document.body.insertAdjacentHTML('beforeend', evilInput);

In terms of security, insertAdjacentHTML is not really better than innerHTML – what insertAdjacentHTML is useful for is when

  • other elements in the container have a listener attached to them, and you don’t want to corrupt the listeners by assigning to innerHTML. Or
  • when you have a reference to an element and want to insert something next to it instead of taking a longer method (such as selecting the parent and then using insertBefore)

Also, how should I go about completely refilling a table?

Setting the text content or innerHTML to the empty string and then choosing any of the safe approaches to insert elements anew is fine. (What qualifies as a safe approach depends on what exactly you’re inserting.

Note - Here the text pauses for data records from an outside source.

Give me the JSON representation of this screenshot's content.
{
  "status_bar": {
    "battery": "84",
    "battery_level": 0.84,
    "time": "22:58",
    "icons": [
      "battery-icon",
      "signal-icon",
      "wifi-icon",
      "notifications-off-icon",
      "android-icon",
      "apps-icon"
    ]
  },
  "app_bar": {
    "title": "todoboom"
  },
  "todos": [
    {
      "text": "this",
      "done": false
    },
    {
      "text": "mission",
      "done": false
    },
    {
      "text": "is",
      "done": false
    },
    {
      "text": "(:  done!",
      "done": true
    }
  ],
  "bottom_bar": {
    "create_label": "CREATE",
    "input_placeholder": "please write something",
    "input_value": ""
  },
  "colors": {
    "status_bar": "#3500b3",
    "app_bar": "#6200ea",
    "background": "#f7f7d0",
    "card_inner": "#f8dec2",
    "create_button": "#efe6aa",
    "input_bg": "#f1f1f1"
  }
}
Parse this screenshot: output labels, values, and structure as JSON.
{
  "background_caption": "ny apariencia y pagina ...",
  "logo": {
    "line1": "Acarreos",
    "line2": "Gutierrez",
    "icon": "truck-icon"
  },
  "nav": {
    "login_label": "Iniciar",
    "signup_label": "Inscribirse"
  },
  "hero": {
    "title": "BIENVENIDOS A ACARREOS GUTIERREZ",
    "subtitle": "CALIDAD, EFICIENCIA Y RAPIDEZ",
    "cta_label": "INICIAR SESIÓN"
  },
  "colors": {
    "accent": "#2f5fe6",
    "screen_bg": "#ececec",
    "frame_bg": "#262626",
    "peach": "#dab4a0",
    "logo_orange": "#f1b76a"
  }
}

If it’s from your trustworthy backend, for example, innerHTML and insertAdjacentHTML are both fine – use whatever makes the logic easiest)